*Your task*. Among the entries below, tally the lines that include "this", and give the number alone.

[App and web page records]
=-=-=-=-=
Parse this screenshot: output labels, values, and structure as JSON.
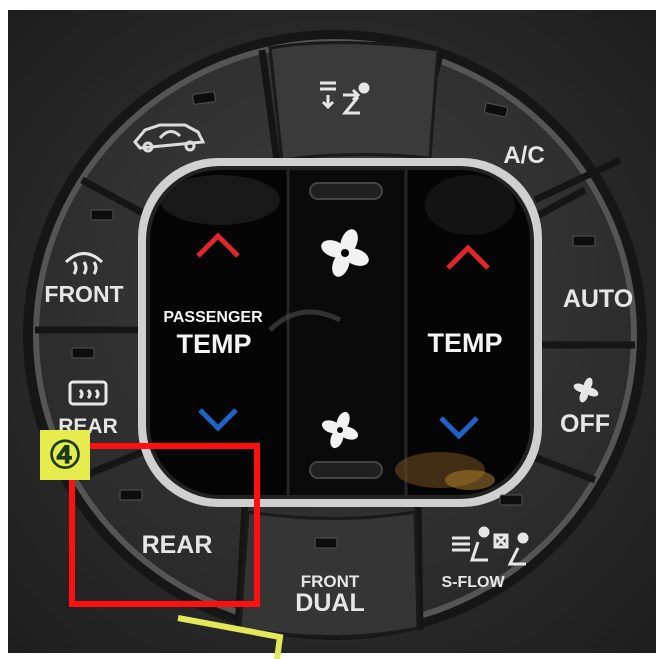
{
  "colors": {
    "surround": "#2b2b2b",
    "panel": "#333333",
    "rim": "#c8c8c8",
    "inner": "#050505",
    "up_arrow": "#e0252c",
    "down_arrow": "#1f63c9",
    "indicator": "#0d0d0d",
    "highlight_box": "#ff1010",
    "badge": "#e7ec4e",
    "pointer_line": "#e2e85a"
  },
  "buttons": {
    "recirc": {
      "icon": "car-recirculate-icon"
    },
    "fresh_air": {
      "icon": "fresh-air-intake-icon"
    },
    "ac": {
      "label": "A/C"
    },
    "auto": {
      "label": "AUTO"
    },
    "fan_off": {
      "label": "OFF",
      "icon": "fan-icon"
    },
    "s_flow": {
      "label": "S-FLOW",
      "icon": "seat-airflow-icon"
    },
    "front_dual": {
      "small_label": "FRONT",
      "label": "DUAL"
    },
    "rear": {
      "label": "REAR"
    },
    "rear_defrost": {
      "label": "REAR",
      "icon": "rear-defrost-icon"
    },
    "front_defrost": {
      "label": "FRONT",
      "icon": "front-defrost-icon"
    }
  },
  "center": {
    "passenger_small": "PASSENGER",
    "passenger_temp": "TEMP",
    "driver_temp": "TEMP",
    "fan_up_icon": "fan-icon",
    "fan_down_icon": "fan-icon",
    "temp_up_icon": "chevron-up-icon",
    "temp_down_icon": "chevron-down-icon"
  },
  "annotation": {
    "badge_label": "④"
  }
}
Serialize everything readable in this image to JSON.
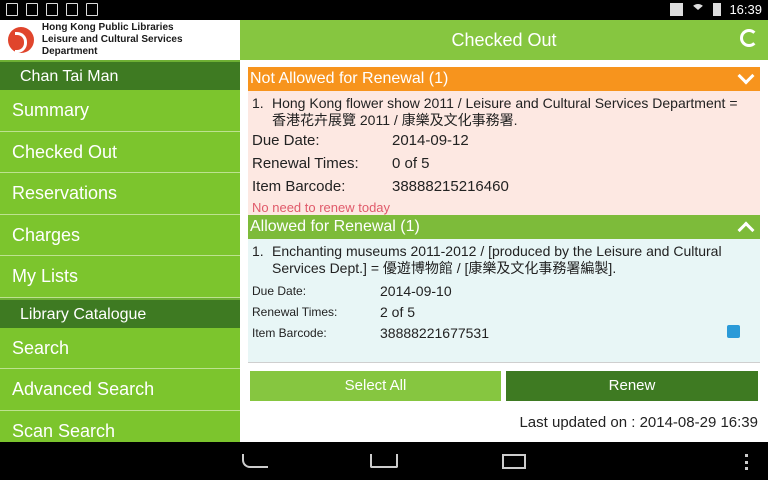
{
  "status_bar": {
    "time": "16:39"
  },
  "sidebar": {
    "logo": {
      "line1": "Hong Kong Public Libraries",
      "line2": "Leisure and Cultural Services Department"
    },
    "user_name": "Chan Tai Man",
    "account_items": [
      "Summary",
      "Checked Out",
      "Reservations",
      "Charges",
      "My Lists"
    ],
    "catalogue_header": "Library Catalogue",
    "catalogue_items": [
      "Search",
      "Advanced Search",
      "Scan Search"
    ]
  },
  "header": {
    "title": "Checked Out"
  },
  "not_allowed": {
    "header": "Not Allowed for Renewal (1)",
    "items": [
      {
        "number": "1.",
        "title": "Hong Kong flower show 2011 / Leisure and Cultural Services Department = 香港花卉展覽 2011 / 康樂及文化事務署.",
        "due_date_label": "Due Date:",
        "due_date": "2014-09-12",
        "renewal_label": "Renewal Times:",
        "renewal_times": "0 of 5",
        "barcode_label": "Item Barcode:",
        "barcode": "38888215216460",
        "note": "No need to renew today"
      }
    ]
  },
  "allowed": {
    "header": "Allowed for Renewal (1)",
    "items": [
      {
        "number": "1.",
        "title": "Enchanting museums 2011-2012 / [produced by the Leisure and Cultural Services Dept.] = 優遊博物館 / [康樂及文化事務署編製].",
        "due_date_label": "Due Date:",
        "due_date": "2014-09-10",
        "renewal_label": "Renewal Times:",
        "renewal_times": "2 of 5",
        "barcode_label": "Item Barcode:",
        "barcode": "38888221677531",
        "selected": true
      }
    ]
  },
  "actions": {
    "select_all": "Select All",
    "renew": "Renew"
  },
  "last_updated": "Last updated on : 2014-08-29 16:39",
  "colors": {
    "primary_green": "#7cc52d",
    "dark_green": "#3e7a22",
    "orange": "#f7941d",
    "accent_blue": "#2a9ad8"
  }
}
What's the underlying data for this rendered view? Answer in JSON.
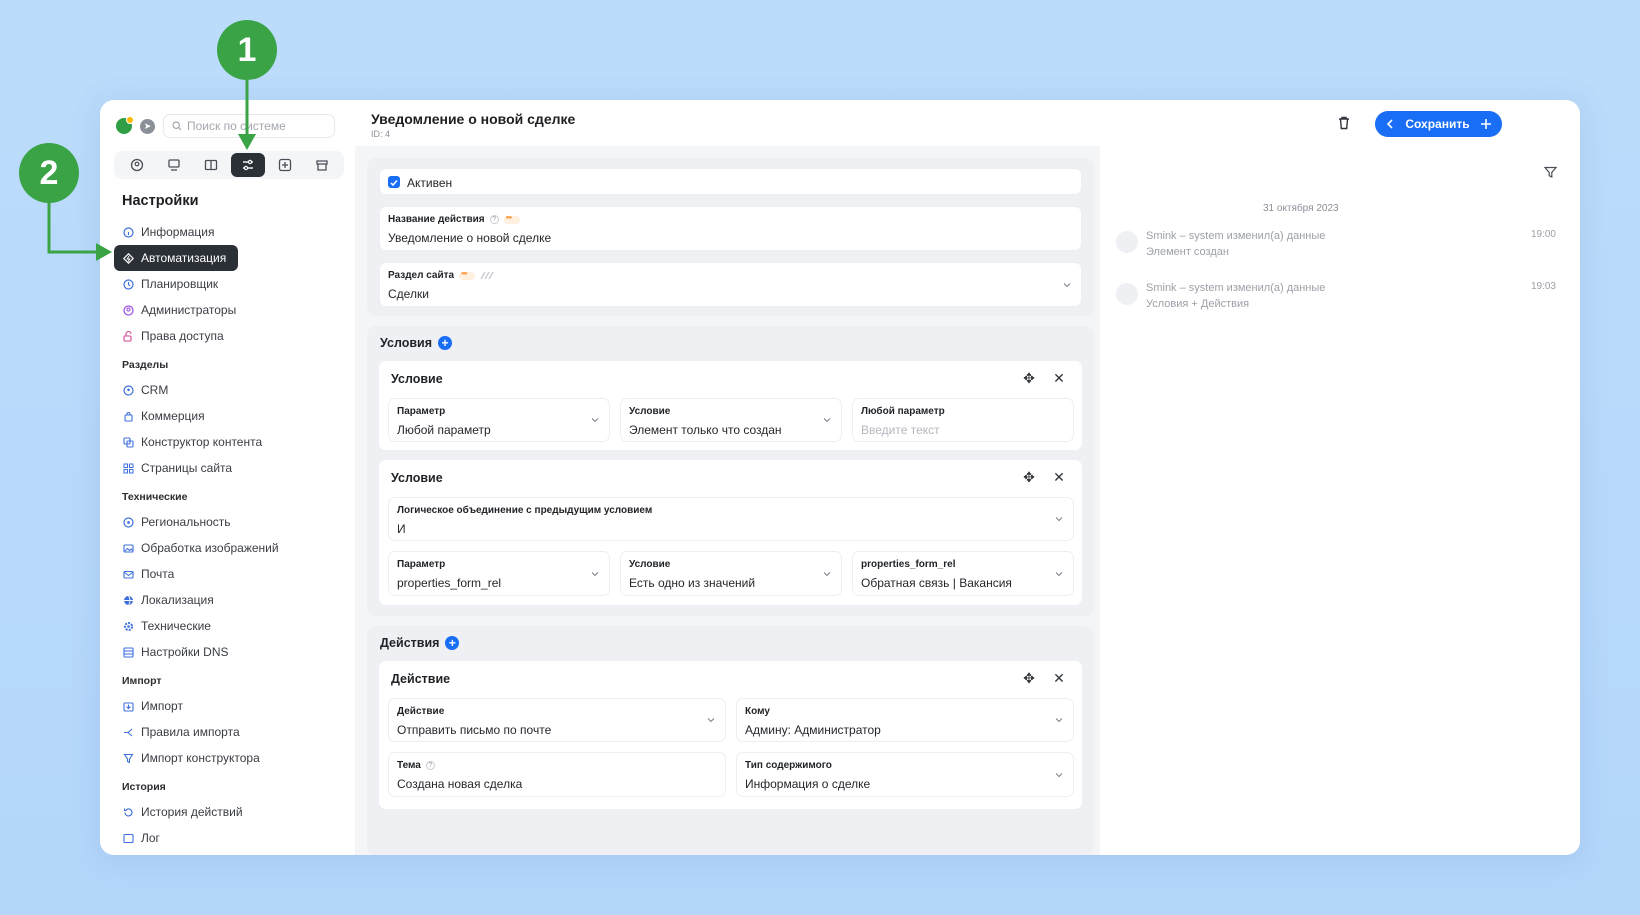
{
  "search": {
    "placeholder": "Поиск по системе"
  },
  "sidebar": {
    "title": "Настройки",
    "top_items": [
      {
        "label": "Информация",
        "icon": "info-icon"
      },
      {
        "label": "Автоматизация",
        "icon": "automation-icon"
      },
      {
        "label": "Планировщик",
        "icon": "scheduler-icon"
      },
      {
        "label": "Администраторы",
        "icon": "admins-icon"
      },
      {
        "label": "Права доступа",
        "icon": "access-icon"
      }
    ],
    "sections": [
      {
        "title": "Разделы",
        "items": [
          "CRM",
          "Коммерция",
          "Конструктор контента",
          "Страницы сайта"
        ]
      },
      {
        "title": "Технические",
        "items": [
          "Региональность",
          "Обработка изображений",
          "Почта",
          "Локализация",
          "Технические",
          "Настройки DNS"
        ]
      },
      {
        "title": "Импорт",
        "items": [
          "Импорт",
          "Правила импорта",
          "Импорт конструктора"
        ]
      },
      {
        "title": "История",
        "items": [
          "История действий",
          "Лог"
        ]
      }
    ]
  },
  "header": {
    "title": "Уведомление о новой сделке",
    "id": "ID: 4",
    "save_label": "Сохранить"
  },
  "general": {
    "active_label": "Активен",
    "name_label": "Название действия",
    "name_value": "Уведомление о новой сделке",
    "section_label": "Раздел сайта",
    "section_value": "Сделки"
  },
  "conditions": {
    "title": "Условия",
    "c1": {
      "title": "Условие",
      "param_label": "Параметр",
      "param_value": "Любой параметр",
      "cond_label": "Условие",
      "cond_value": "Элемент только что создан",
      "any_label": "Любой параметр",
      "any_placeholder": "Введите текст"
    },
    "c2": {
      "title": "Условие",
      "logic_label": "Логическое объединение с предыдущим условием",
      "logic_value": "И",
      "param_label": "Параметр",
      "param_value": "properties_form_rel",
      "cond_label": "Условие",
      "cond_value": "Есть одно из значений",
      "rel_label": "properties_form_rel",
      "rel_value": "Обратная связь | Вакансия"
    }
  },
  "actions": {
    "title": "Действия",
    "a1": {
      "title": "Действие",
      "action_label": "Действие",
      "action_value": "Отправить письмо по почте",
      "to_label": "Кому",
      "to_value": "Админу: Администратор",
      "subject_label": "Тема",
      "subject_value": "Создана новая сделка",
      "ctype_label": "Тип содержимого",
      "ctype_value": "Информация о сделке"
    }
  },
  "history": {
    "date": "31 октября 2023",
    "items": [
      {
        "line1": "Smink – system изменил(а) данные",
        "line2": "Элемент создан",
        "time": "19:00"
      },
      {
        "line1": "Smink – system изменил(а) данные",
        "line2": "Условия + Действия",
        "time": "19:03"
      }
    ]
  },
  "annotations": {
    "one": "1",
    "two": "2",
    "color": "#3aa346"
  },
  "colors": {
    "accent": "#1a6ef5",
    "active_nav": "#2b2f36"
  }
}
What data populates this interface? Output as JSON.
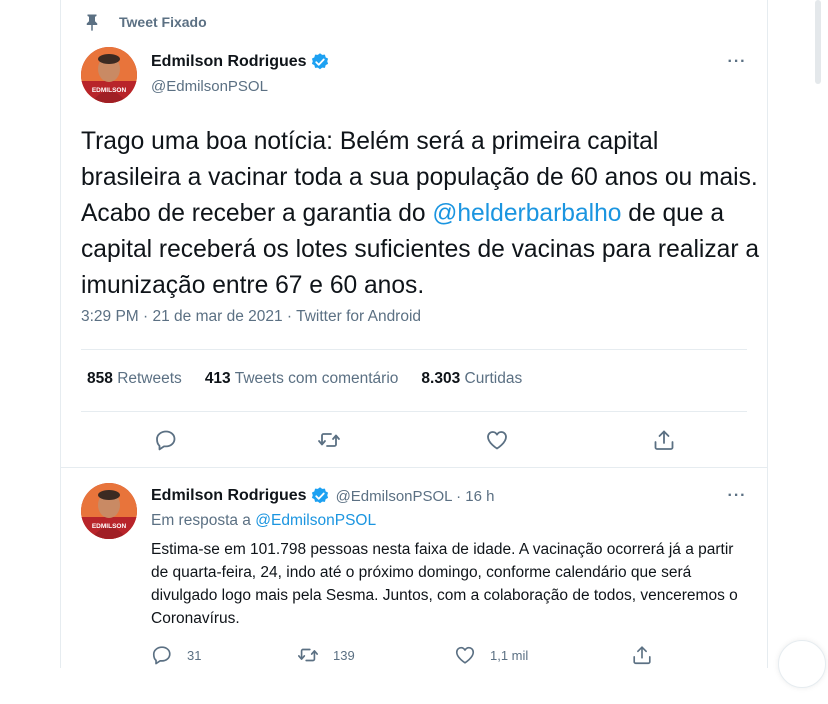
{
  "pinned": {
    "label": "Tweet Fixado",
    "icon": "pin-icon"
  },
  "tweet": {
    "author": {
      "name": "Edmilson Rodrigues",
      "handle": "@EdmilsonPSOL",
      "verified": true,
      "avatar_text": "EDMILSON"
    },
    "text_before": "Trago uma boa notícia: Belém será a primeira capital brasileira a vacinar toda a sua população de 60 anos ou mais. Acabo de receber a garantia do ",
    "mention": "@helderbarbalho",
    "text_after": " de que a capital receberá os lotes suficientes de vacinas para realizar a imunização entre 67 e 60 anos.",
    "meta": "3:29 PM · 21 de mar de 2021 · Twitter for Android",
    "stats": {
      "retweets_count": "858",
      "retweets_label": "Retweets",
      "comments_count": "413",
      "comments_label": "Tweets com comentário",
      "likes_count": "8.303",
      "likes_label": "Curtidas"
    },
    "more_label": "···"
  },
  "reply": {
    "author": {
      "name": "Edmilson Rodrigues",
      "handle_time": "@EdmilsonPSOL · 16 h",
      "avatar_text": "EDMILSON"
    },
    "reply_to_prefix": "Em resposta a ",
    "reply_to_handle": "@EdmilsonPSOL",
    "text": "Estima-se em 101.798 pessoas nesta faixa de idade. A vacinação ocorrerá já a partir de quarta-feira, 24, indo até o próximo domingo, conforme calendário que será divulgado logo mais pela Sesma. Juntos, com a colaboração de todos, venceremos o Coronavírus.",
    "replies": "31",
    "retweets": "139",
    "likes": "1,1 mil",
    "more_label": "···"
  },
  "colors": {
    "accent": "#1b95e0",
    "verified": "#1da1f2",
    "muted": "#5b7083",
    "text": "#0f1419",
    "border": "#e6ecf0"
  }
}
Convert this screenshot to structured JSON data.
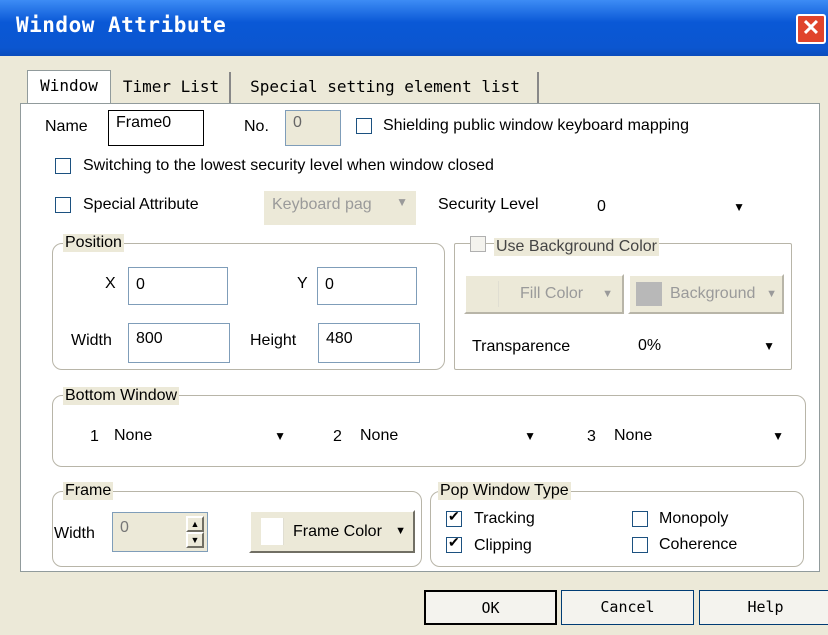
{
  "window": {
    "title": "Window Attribute",
    "close_glyph": "✕"
  },
  "tabs": [
    {
      "label": "Window",
      "active": true
    },
    {
      "label": "Timer List",
      "active": false
    },
    {
      "label": "Special setting element list",
      "active": false
    }
  ],
  "name": {
    "label": "Name",
    "value": "Frame0"
  },
  "no": {
    "label": "No.",
    "value": "0"
  },
  "shielding": {
    "label": "Shielding public window keyboard mapping",
    "checked": false
  },
  "switching": {
    "label": "Switching to the lowest security level when window closed",
    "checked": false
  },
  "special_attribute": {
    "label": "Special Attribute",
    "checked": false,
    "combo": "Keyboard pag"
  },
  "security": {
    "label": "Security Level",
    "value": "0"
  },
  "position": {
    "title": "Position",
    "x_label": "X",
    "x_value": "0",
    "y_label": "Y",
    "y_value": "0",
    "width_label": "Width",
    "width_value": "800",
    "height_label": "Height",
    "height_value": "480"
  },
  "background": {
    "use_label": "Use Background Color",
    "fill_color_label": "Fill Color",
    "background_label": "Background",
    "transparence_label": "Transparence",
    "transparence_value": "0%"
  },
  "bottom_window": {
    "title": "Bottom Window",
    "slots": [
      {
        "num": "1",
        "value": "None"
      },
      {
        "num": "2",
        "value": "None"
      },
      {
        "num": "3",
        "value": "None"
      }
    ]
  },
  "frame": {
    "title": "Frame",
    "width_label": "Width",
    "width_value": "0",
    "color_label": "Frame Color"
  },
  "pop_window": {
    "title": "Pop Window Type",
    "tracking": {
      "label": "Tracking",
      "checked": true
    },
    "clipping": {
      "label": "Clipping",
      "checked": true
    },
    "monopoly": {
      "label": "Monopoly",
      "checked": false
    },
    "coherence": {
      "label": "Coherence",
      "checked": false
    }
  },
  "buttons": {
    "ok": "OK",
    "cancel": "Cancel",
    "help": "Help"
  },
  "icons": {
    "dropdown": "chevron-down-icon",
    "close": "close-icon"
  }
}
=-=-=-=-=
*Solved problem*. 5